PROBLEM REQUIREMENTS
Reproduce each line below with no alterations.

DATA FOR REVIEW
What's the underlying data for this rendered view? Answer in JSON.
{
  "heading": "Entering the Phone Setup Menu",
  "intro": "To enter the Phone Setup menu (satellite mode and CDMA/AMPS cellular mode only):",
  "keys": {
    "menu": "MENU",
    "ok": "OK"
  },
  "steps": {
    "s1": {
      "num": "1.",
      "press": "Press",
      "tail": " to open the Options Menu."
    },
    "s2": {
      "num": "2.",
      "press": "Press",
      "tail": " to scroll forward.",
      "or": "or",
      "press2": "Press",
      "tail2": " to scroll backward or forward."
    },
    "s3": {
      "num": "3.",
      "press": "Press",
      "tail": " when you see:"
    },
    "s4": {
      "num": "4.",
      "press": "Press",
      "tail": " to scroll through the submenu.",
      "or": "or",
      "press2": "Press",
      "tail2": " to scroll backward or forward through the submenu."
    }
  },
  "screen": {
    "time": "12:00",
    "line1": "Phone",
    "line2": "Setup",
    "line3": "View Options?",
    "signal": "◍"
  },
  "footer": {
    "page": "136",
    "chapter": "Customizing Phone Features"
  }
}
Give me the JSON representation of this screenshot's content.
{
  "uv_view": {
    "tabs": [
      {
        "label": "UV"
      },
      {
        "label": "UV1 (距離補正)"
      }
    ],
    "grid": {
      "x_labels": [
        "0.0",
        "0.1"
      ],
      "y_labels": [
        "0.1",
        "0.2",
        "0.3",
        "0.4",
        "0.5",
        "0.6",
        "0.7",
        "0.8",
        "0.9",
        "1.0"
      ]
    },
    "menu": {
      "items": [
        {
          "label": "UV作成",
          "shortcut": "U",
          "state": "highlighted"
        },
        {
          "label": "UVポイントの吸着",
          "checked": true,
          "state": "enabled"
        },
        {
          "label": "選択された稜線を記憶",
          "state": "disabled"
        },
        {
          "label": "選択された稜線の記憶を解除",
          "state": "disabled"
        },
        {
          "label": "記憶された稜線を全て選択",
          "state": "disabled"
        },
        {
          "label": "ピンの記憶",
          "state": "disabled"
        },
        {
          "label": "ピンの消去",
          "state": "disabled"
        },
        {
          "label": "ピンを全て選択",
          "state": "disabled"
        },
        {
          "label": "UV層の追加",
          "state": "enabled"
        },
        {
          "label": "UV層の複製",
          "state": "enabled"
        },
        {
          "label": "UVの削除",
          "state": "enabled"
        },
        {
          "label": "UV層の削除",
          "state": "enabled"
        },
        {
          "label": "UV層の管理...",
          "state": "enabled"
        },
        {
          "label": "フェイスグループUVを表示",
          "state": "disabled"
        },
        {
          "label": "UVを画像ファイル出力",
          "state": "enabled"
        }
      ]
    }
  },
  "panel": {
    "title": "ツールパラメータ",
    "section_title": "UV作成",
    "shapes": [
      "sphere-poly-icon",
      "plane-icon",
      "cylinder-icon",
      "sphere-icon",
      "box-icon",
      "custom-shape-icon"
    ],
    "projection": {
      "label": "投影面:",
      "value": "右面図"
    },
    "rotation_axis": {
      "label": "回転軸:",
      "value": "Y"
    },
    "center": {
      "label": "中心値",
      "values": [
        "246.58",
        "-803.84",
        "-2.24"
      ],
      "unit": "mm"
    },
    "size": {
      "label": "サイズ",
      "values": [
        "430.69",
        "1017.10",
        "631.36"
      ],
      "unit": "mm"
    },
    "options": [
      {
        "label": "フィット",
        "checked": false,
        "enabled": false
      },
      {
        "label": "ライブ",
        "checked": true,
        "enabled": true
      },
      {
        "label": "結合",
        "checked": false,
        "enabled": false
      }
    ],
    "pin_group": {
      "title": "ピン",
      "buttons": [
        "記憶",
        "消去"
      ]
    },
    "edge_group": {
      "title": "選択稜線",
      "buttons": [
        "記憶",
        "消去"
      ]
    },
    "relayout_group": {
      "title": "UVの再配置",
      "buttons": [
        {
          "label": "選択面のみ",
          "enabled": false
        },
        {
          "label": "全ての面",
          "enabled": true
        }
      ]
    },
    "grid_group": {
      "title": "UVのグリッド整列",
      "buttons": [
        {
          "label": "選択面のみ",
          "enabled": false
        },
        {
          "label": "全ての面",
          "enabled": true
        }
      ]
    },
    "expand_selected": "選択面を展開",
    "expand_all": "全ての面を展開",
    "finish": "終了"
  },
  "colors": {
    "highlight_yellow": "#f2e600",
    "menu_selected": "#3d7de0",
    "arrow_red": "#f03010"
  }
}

EXERCISE RESPONSE
What's the underlying data for this rendered view? Answer in JSON.
{
  "heading": "Entering the Phone Setup Menu",
  "intro": "To enter the Phone Setup menu (satellite mode and CDMA/AMPS cellular mode only):",
  "keys": {
    "menu": "MENU",
    "ok": "OK"
  },
  "steps": {
    "s1": {
      "num": "1.",
      "press": "Press",
      "tail": " to open the Options Menu."
    },
    "s2": {
      "num": "2.",
      "press": "Press",
      "tail": " to scroll forward.",
      "or": "or",
      "press2": "Press",
      "tail2": " to scroll backward or forward."
    },
    "s3": {
      "num": "3.",
      "press": "Press",
      "tail": " when you see:"
    },
    "s4": {
      "num": "4.",
      "press": "Press",
      "tail": " to scroll through the submenu.",
      "or": "or",
      "press2": "Press",
      "tail2": " to scroll backward or forward through the submenu."
    }
  },
  "screen": {
    "time": "12:00",
    "line1": "Phone",
    "line2": "Setup",
    "line3": "View Options?",
    "signal": "◍"
  },
  "footer": {
    "page": "136",
    "chapter": "Customizing Phone Features"
  }
}
Give me the JSON representation of this screenshot's content.
{
  "uv_view": {
    "tabs": [
      {
        "label": "UV"
      },
      {
        "label": "UV1 (距離補正)"
      }
    ],
    "grid": {
      "x_labels": [
        "0.0",
        "0.1"
      ],
      "y_labels": [
        "0.1",
        "0.2",
        "0.3",
        "0.4",
        "0.5",
        "0.6",
        "0.7",
        "0.8",
        "0.9",
        "1.0"
      ]
    },
    "menu": {
      "items": [
        {
          "label": "UV作成",
          "shortcut": "U",
          "state": "highlighted"
        },
        {
          "label": "UVポイントの吸着",
          "checked": true,
          "state": "enabled"
        },
        {
          "label": "選択された稜線を記憶",
          "state": "disabled"
        },
        {
          "label": "選択された稜線の記憶を解除",
          "state": "disabled"
        },
        {
          "label": "記憶された稜線を全て選択",
          "state": "disabled"
        },
        {
          "label": "ピンの記憶",
          "state": "disabled"
        },
        {
          "label": "ピンの消去",
          "state": "disabled"
        },
        {
          "label": "ピンを全て選択",
          "state": "disabled"
        },
        {
          "label": "UV層の追加",
          "state": "enabled"
        },
        {
          "label": "UV層の複製",
          "state": "enabled"
        },
        {
          "label": "UVの削除",
          "state": "enabled"
        },
        {
          "label": "UV層の削除",
          "state": "enabled"
        },
        {
          "label": "UV層の管理...",
          "state": "enabled"
        },
        {
          "label": "フェイスグループUVを表示",
          "state": "disabled"
        },
        {
          "label": "UVを画像ファイル出力",
          "state": "enabled"
        }
      ]
    }
  },
  "panel": {
    "title": "ツールパラメータ",
    "section_title": "UV作成",
    "shapes": [
      "sphere-poly-icon",
      "plane-icon",
      "cylinder-icon",
      "sphere-icon",
      "box-icon",
      "custom-shape-icon"
    ],
    "projection": {
      "label": "投影面:",
      "value": "右面図"
    },
    "rotation_axis": {
      "label": "回転軸:",
      "value": "Y"
    },
    "center": {
      "label": "中心値",
      "values": [
        "246.58",
        "-803.84",
        "-2.24"
      ],
      "unit": "mm"
    },
    "size": {
      "label": "サイズ",
      "values": [
        "430.69",
        "1017.10",
        "631.36"
      ],
      "unit": "mm"
    },
    "options": [
      {
        "label": "フィット",
        "checked": false,
        "enabled": false
      },
      {
        "label": "ライブ",
        "checked": true,
        "enabled": true
      },
      {
        "label": "結合",
        "checked": false,
        "enabled": false
      }
    ],
    "pin_group": {
      "title": "ピン",
      "buttons": [
        "記憶",
        "消去"
      ]
    },
    "edge_group": {
      "title": "選択稜線",
      "buttons": [
        "記憶",
        "消去"
      ]
    },
    "relayout_group": {
      "title": "UVの再配置",
      "buttons": [
        {
          "label": "選択面のみ",
          "enabled": false
        },
        {
          "label": "全ての面",
          "enabled": true
        }
      ]
    },
    "grid_group": {
      "title": "UVのグリッド整列",
      "buttons": [
        {
          "label": "選択面のみ",
          "enabled": false
        },
        {
          "label": "全ての面",
          "enabled": true
        }
      ]
    },
    "expand_selected": "選択面を展開",
    "expand_all": "全ての面を展開",
    "finish": "終了"
  },
  "colors": {
    "highlight_yellow": "#f2e600",
    "menu_selected": "#3d7de0",
    "arrow_red": "#f03010"
  }
}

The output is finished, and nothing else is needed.